++++ Data records

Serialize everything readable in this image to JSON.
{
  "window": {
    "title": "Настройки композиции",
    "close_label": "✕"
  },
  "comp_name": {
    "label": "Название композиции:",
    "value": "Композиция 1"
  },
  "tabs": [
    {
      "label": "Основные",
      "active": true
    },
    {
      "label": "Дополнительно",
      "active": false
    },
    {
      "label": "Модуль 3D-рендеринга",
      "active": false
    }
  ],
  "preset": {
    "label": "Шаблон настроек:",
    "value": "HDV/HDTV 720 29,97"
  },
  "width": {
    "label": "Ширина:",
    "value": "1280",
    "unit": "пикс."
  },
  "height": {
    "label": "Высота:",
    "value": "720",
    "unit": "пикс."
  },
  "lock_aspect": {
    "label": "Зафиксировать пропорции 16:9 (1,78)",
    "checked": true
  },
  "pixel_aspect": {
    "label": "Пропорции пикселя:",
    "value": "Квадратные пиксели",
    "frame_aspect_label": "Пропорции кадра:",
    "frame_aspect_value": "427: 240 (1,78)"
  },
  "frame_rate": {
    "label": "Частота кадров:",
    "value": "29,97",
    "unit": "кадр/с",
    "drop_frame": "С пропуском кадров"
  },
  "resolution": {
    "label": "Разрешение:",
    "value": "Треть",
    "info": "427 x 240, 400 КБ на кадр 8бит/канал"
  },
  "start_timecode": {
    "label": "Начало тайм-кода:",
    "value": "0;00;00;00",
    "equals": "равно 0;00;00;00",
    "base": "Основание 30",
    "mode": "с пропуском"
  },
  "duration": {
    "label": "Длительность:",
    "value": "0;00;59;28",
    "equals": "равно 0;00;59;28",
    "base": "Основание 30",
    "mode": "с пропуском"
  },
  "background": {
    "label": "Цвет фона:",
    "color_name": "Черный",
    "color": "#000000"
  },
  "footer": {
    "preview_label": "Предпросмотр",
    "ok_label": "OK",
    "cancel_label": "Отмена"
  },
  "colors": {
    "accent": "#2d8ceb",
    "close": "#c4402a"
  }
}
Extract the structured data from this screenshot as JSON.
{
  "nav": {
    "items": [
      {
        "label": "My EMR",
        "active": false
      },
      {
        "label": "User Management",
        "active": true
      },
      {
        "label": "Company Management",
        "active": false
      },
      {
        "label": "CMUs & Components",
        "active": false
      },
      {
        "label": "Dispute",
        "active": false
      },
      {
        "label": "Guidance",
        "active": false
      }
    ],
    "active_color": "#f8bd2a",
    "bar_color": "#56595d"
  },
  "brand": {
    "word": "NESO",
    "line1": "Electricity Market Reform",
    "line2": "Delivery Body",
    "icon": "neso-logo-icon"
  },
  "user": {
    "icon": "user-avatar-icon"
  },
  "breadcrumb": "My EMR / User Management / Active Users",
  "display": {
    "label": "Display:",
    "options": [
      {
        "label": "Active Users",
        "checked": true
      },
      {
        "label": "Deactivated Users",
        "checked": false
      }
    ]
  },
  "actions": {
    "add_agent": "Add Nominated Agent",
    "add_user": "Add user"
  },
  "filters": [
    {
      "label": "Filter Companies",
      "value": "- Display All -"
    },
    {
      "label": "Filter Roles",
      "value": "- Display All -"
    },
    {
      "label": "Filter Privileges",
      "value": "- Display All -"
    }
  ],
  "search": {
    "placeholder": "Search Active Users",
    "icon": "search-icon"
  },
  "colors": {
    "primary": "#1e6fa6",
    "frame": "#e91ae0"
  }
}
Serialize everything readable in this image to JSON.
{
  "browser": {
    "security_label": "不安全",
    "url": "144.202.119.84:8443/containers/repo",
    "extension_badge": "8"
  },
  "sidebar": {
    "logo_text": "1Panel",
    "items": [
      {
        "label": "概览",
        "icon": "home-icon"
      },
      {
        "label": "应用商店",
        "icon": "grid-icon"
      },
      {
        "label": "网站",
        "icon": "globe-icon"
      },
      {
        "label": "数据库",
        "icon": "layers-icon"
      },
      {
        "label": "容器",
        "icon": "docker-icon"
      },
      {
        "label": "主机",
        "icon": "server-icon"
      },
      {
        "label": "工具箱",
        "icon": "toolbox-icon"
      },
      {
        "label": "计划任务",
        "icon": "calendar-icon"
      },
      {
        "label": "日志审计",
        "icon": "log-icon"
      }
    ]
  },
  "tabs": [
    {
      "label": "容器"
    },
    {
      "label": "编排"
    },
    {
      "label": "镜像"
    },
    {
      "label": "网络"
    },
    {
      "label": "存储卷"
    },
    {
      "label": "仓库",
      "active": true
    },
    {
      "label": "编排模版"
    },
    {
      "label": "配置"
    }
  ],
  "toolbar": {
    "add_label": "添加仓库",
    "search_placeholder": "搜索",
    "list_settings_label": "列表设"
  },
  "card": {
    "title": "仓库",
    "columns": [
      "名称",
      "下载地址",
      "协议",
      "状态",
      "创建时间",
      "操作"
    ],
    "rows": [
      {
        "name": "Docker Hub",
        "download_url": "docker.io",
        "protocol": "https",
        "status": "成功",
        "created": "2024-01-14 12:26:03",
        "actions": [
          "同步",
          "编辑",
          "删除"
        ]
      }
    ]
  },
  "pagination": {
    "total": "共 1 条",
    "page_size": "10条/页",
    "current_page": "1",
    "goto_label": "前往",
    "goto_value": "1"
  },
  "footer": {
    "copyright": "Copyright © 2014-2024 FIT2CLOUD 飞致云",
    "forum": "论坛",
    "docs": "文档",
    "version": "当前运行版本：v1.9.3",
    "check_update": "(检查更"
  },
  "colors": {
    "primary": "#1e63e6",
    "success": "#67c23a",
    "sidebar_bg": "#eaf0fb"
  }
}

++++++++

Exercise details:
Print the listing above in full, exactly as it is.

Finished task:
Serialize everything readable in this image to JSON.
{
  "window": {
    "title": "Настройки композиции",
    "close_label": "✕"
  },
  "comp_name": {
    "label": "Название композиции:",
    "value": "Композиция 1"
  },
  "tabs": [
    {
      "label": "Основные",
      "active": true
    },
    {
      "label": "Дополнительно",
      "active": false
    },
    {
      "label": "Модуль 3D-рендеринга",
      "active": false
    }
  ],
  "preset": {
    "label": "Шаблон настроек:",
    "value": "HDV/HDTV 720 29,97"
  },
  "width": {
    "label": "Ширина:",
    "value": "1280",
    "unit": "пикс."
  },
  "height": {
    "label": "Высота:",
    "value": "720",
    "unit": "пикс."
  },
  "lock_aspect": {
    "label": "Зафиксировать пропорции 16:9 (1,78)",
    "checked": true
  },
  "pixel_aspect": {
    "label": "Пропорции пикселя:",
    "value": "Квадратные пиксели",
    "frame_aspect_label": "Пропорции кадра:",
    "frame_aspect_value": "427: 240 (1,78)"
  },
  "frame_rate": {
    "label": "Частота кадров:",
    "value": "29,97",
    "unit": "кадр/с",
    "drop_frame": "С пропуском кадров"
  },
  "resolution": {
    "label": "Разрешение:",
    "value": "Треть",
    "info": "427 x 240, 400 КБ на кадр 8бит/канал"
  },
  "start_timecode": {
    "label": "Начало тайм-кода:",
    "value": "0;00;00;00",
    "equals": "равно 0;00;00;00",
    "base": "Основание 30",
    "mode": "с пропуском"
  },
  "duration": {
    "label": "Длительность:",
    "value": "0;00;59;28",
    "equals": "равно 0;00;59;28",
    "base": "Основание 30",
    "mode": "с пропуском"
  },
  "background": {
    "label": "Цвет фона:",
    "color_name": "Черный",
    "color": "#000000"
  },
  "footer": {
    "preview_label": "Предпросмотр",
    "ok_label": "OK",
    "cancel_label": "Отмена"
  },
  "colors": {
    "accent": "#2d8ceb",
    "close": "#c4402a"
  }
}
Extract the structured data from this screenshot as JSON.
{
  "nav": {
    "items": [
      {
        "label": "My EMR",
        "active": false
      },
      {
        "label": "User Management",
        "active": true
      },
      {
        "label": "Company Management",
        "active": false
      },
      {
        "label": "CMUs & Components",
        "active": false
      },
      {
        "label": "Dispute",
        "active": false
      },
      {
        "label": "Guidance",
        "active": false
      }
    ],
    "active_color": "#f8bd2a",
    "bar_color": "#56595d"
  },
  "brand": {
    "word": "NESO",
    "line1": "Electricity Market Reform",
    "line2": "Delivery Body",
    "icon": "neso-logo-icon"
  },
  "user": {
    "icon": "user-avatar-icon"
  },
  "breadcrumb": "My EMR / User Management / Active Users",
  "display": {
    "label": "Display:",
    "options": [
      {
        "label": "Active Users",
        "checked": true
      },
      {
        "label": "Deactivated Users",
        "checked": false
      }
    ]
  },
  "actions": {
    "add_agent": "Add Nominated Agent",
    "add_user": "Add user"
  },
  "filters": [
    {
      "label": "Filter Companies",
      "value": "- Display All -"
    },
    {
      "label": "Filter Roles",
      "value": "- Display All -"
    },
    {
      "label": "Filter Privileges",
      "value": "- Display All -"
    }
  ],
  "search": {
    "placeholder": "Search Active Users",
    "icon": "search-icon"
  },
  "colors": {
    "primary": "#1e6fa6",
    "frame": "#e91ae0"
  }
}
Serialize everything readable in this image to JSON.
{
  "browser": {
    "security_label": "不安全",
    "url": "144.202.119.84:8443/containers/repo",
    "extension_badge": "8"
  },
  "sidebar": {
    "logo_text": "1Panel",
    "items": [
      {
        "label": "概览",
        "icon": "home-icon"
      },
      {
        "label": "应用商店",
        "icon": "grid-icon"
      },
      {
        "label": "网站",
        "icon": "globe-icon"
      },
      {
        "label": "数据库",
        "icon": "layers-icon"
      },
      {
        "label": "容器",
        "icon": "docker-icon"
      },
      {
        "label": "主机",
        "icon": "server-icon"
      },
      {
        "label": "工具箱",
        "icon": "toolbox-icon"
      },
      {
        "label": "计划任务",
        "icon": "calendar-icon"
      },
      {
        "label": "日志审计",
        "icon": "log-icon"
      }
    ]
  },
  "tabs": [
    {
      "label": "容器"
    },
    {
      "label": "编排"
    },
    {
      "label": "镜像"
    },
    {
      "label": "网络"
    },
    {
      "label": "存储卷"
    },
    {
      "label": "仓库",
      "active": true
    },
    {
      "label": "编排模版"
    },
    {
      "label": "配置"
    }
  ],
  "toolbar": {
    "add_label": "添加仓库",
    "search_placeholder": "搜索",
    "list_settings_label": "列表设"
  },
  "card": {
    "title": "仓库",
    "columns": [
      "名称",
      "下载地址",
      "协议",
      "状态",
      "创建时间",
      "操作"
    ],
    "rows": [
      {
        "name": "Docker Hub",
        "download_url": "docker.io",
        "protocol": "https",
        "status": "成功",
        "created": "2024-01-14 12:26:03",
        "actions": [
          "同步",
          "编辑",
          "删除"
        ]
      }
    ]
  },
  "pagination": {
    "total": "共 1 条",
    "page_size": "10条/页",
    "current_page": "1",
    "goto_label": "前往",
    "goto_value": "1"
  },
  "footer": {
    "copyright": "Copyright © 2014-2024 FIT2CLOUD 飞致云",
    "forum": "论坛",
    "docs": "文档",
    "version": "当前运行版本：v1.9.3",
    "check_update": "(检查更"
  },
  "colors": {
    "primary": "#1e63e6",
    "success": "#67c23a",
    "sidebar_bg": "#eaf0fb"
  }
}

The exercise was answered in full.